2) Mortgage lenders are warned to brace for a downturn, with Fannie Mae and Freddie Mac pulling back on some mortgages meant to make home ownership more affordable. They are reducing the proportion of loans they back to borrowers with small down payments. This tamping down on risk is to limit their defaults thereby producing greater profits.

3) Morgan Stanley, the investment bank giant, is cutting about 1,500 jobs globally in a year end push for efficiency. The cuts are more in the technology and operations divisions, but include executives in sales, trading and research operations including several managing directors. These reductions amount to about 2% of the firm’s workforce with a charge between $150 to $200 million dollars in its fourth quarter.

4) Stock market closings for – 10 DEC 19:

Dow            27,881.72    down    27.88
Nasdaq         8,616.18    down      5.64
S&P 500        3,132.52    down      3.44

10 Year Yield:    unchanged   at    1.83%

Oil:    up   at    $59.09

6 December 2019

1) Boeing says significant additional regulatory requirements may cause additional delays in returning Boeing’s 737 MAX to commercial service and in turn may cause the company to cut or even halt production. Boeing does not expect 737 MAX order cancellations to have an impact on revenues or earnings citing the size of 737 backorder.

2) Saudi Arabia has just completed the biggest initial public offering in history, which raised $25.6 billion dollars from sales of shares in its giant state owned oil monopoly. Three billion shares were sold at $8.53 a share. Aramco is valued at roughly $1.7 trillion dollars, making it the most valuable publicly traded company in the world. Saudi Arabia plans to wean their economy off an oil only base.

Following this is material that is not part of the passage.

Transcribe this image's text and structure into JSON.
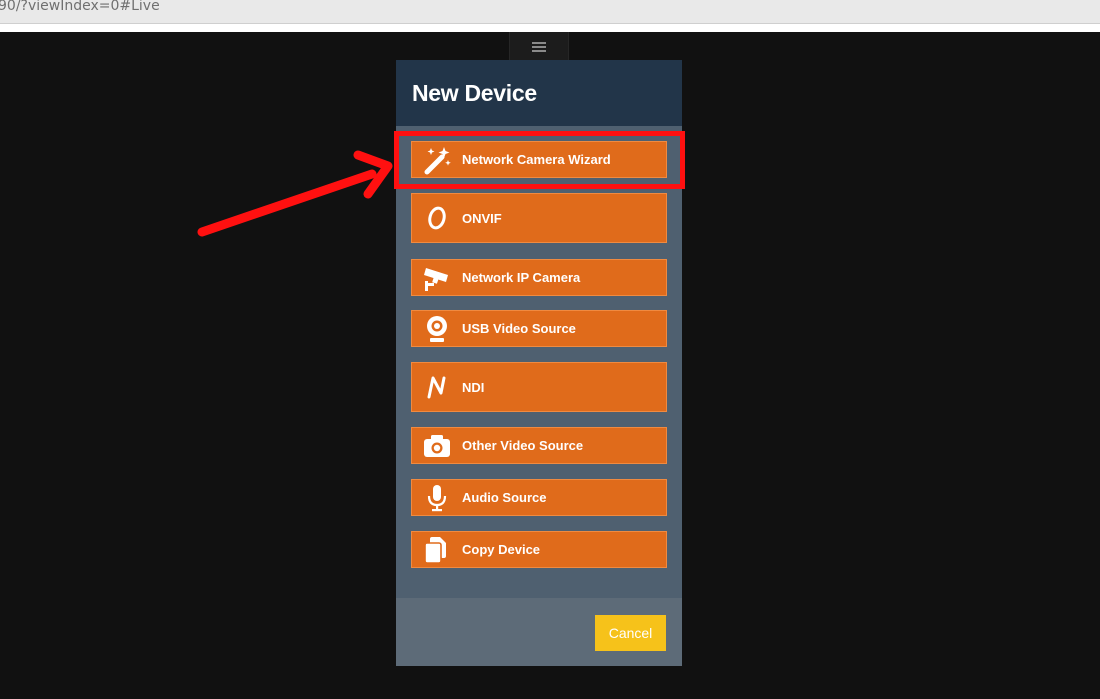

3) The Dollar General retailer chain is opening almost twenty stores a week, while thousands of other retail stores are expected to close this next year. So far, the retailer has opened 925 stores this year, with 1,000 opened by the end of 2020. Presently, they have 16,000 retail outlets, and estimate that three quarters of the U.S. residents live within five miles of a Dollar General store. Revenues continue to increase with sales rising 8.9% to nearly $7 billion dollars over the last three months compared to the same period last year.

4) Stock market closings for – 5 DEC 19:

Dow           27,677.79    up    28.01
Nasdaq        8,570.70    up      4.03
S&P 500       3,117.43    up      4.67

10 Year Yield:    up   at    1.80%

Oil:    up   at    $58.33

18 October 2019

1) New home construction has dropped from a twelve year high in September, although single home construction rose for a fourth straight month. This indicates the housing market remains supported by lower mortgage rates even as economy slows. Housing starts declined 9.4% last month as construction in the volatile multi-family housing segment dropped.

2) The Prime Minister of the United Kingdom announced a great new Brexit deal. The proposed exit plan goes before the U.K. parliament this Saturday, the EU (European Union) claimed the deal was a fair and balance one. Parliament must vote approval before the deal can be accepted, however, this time the Conservative party is now committed to this deal and not a ‘no-deal’ and so will campaign for a majority support.

3) The employees for the bank Goldman Sachs will receive the lowest pay in the last ten years. This is a result of software systems doing more and more of the company’s business, another example of technology displacement. The bank set aside 35% of its revenues for staff compensation and benefits this year, the lowest rate since 2009, with an average employee earning of $246,000 less than half of the $527,000 from last year.

4) Stock market closings for – 17 OCT 19:

Dow           27,025.88    up    23.90
Nasdaq        8,156.85    up    32.67
S&P 500       2,997.95    up      8.26

10 Year Yield:    up   at    1.76%

Oil:    up   at    $54.05